(Component data from apps and pages)
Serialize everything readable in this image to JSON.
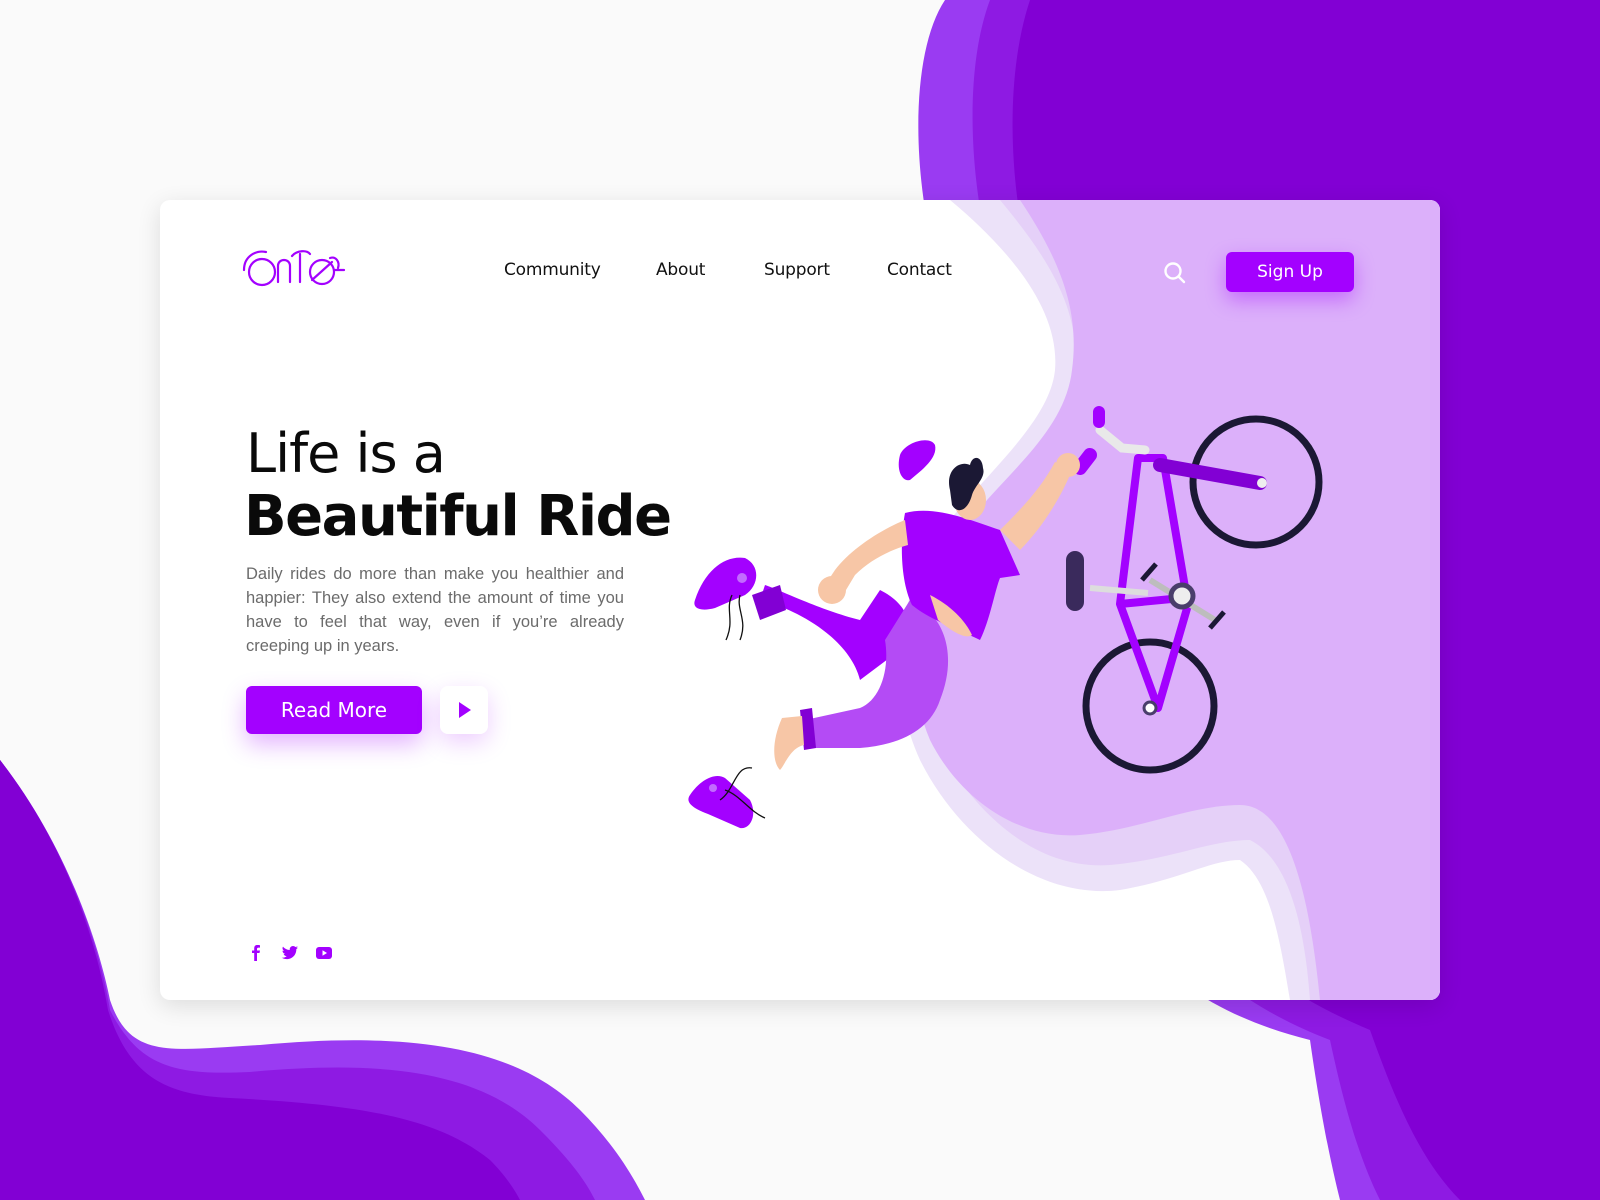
{
  "brand": {
    "logo_text": "ONTE",
    "colors": {
      "primary": "#a301ff",
      "deep_purple": "#8200d4",
      "mid_purple": "#8e1ae3",
      "light_purple": "#9a3bf2",
      "lavender": "#dcb0fa",
      "text_dark": "#0a0a0a",
      "text_muted": "#6b6b6b"
    }
  },
  "nav": {
    "items": [
      {
        "label": "Community"
      },
      {
        "label": "About"
      },
      {
        "label": "Support"
      },
      {
        "label": "Contact"
      }
    ],
    "search_icon": "search-icon",
    "signup_label": "Sign Up"
  },
  "hero": {
    "title_line1": "Life is a",
    "title_line2": "Beautiful Ride",
    "description": "Daily rides do more than make you healthier and happier: They also extend the amount of time you have to feel that way, even if you’re already creeping up in years.",
    "read_more_label": "Read More",
    "play_icon": "play-icon"
  },
  "social": {
    "items": [
      {
        "name": "facebook",
        "icon": "facebook-icon"
      },
      {
        "name": "twitter",
        "icon": "twitter-icon"
      },
      {
        "name": "youtube",
        "icon": "youtube-icon"
      }
    ]
  },
  "illustration": {
    "subject": "man falling off purple bicycle"
  }
}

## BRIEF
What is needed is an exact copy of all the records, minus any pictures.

## ANSWER TO THIS EXERCISE
Serialize everything readable in this image to JSON.
{
  "brand": {
    "logo_text": "ONTE",
    "colors": {
      "primary": "#a301ff",
      "deep_purple": "#8200d4",
      "mid_purple": "#8e1ae3",
      "light_purple": "#9a3bf2",
      "lavender": "#dcb0fa",
      "text_dark": "#0a0a0a",
      "text_muted": "#6b6b6b"
    }
  },
  "nav": {
    "items": [
      {
        "label": "Community"
      },
      {
        "label": "About"
      },
      {
        "label": "Support"
      },
      {
        "label": "Contact"
      }
    ],
    "search_icon": "search-icon",
    "signup_label": "Sign Up"
  },
  "hero": {
    "title_line1": "Life is a",
    "title_line2": "Beautiful Ride",
    "description": "Daily rides do more than make you healthier and happier: They also extend the amount of time you have to feel that way, even if you’re already creeping up in years.",
    "read_more_label": "Read More",
    "play_icon": "play-icon"
  },
  "social": {
    "items": [
      {
        "name": "facebook",
        "icon": "facebook-icon"
      },
      {
        "name": "twitter",
        "icon": "twitter-icon"
      },
      {
        "name": "youtube",
        "icon": "youtube-icon"
      }
    ]
  },
  "illustration": {
    "subject": "man falling off purple bicycle"
  }
}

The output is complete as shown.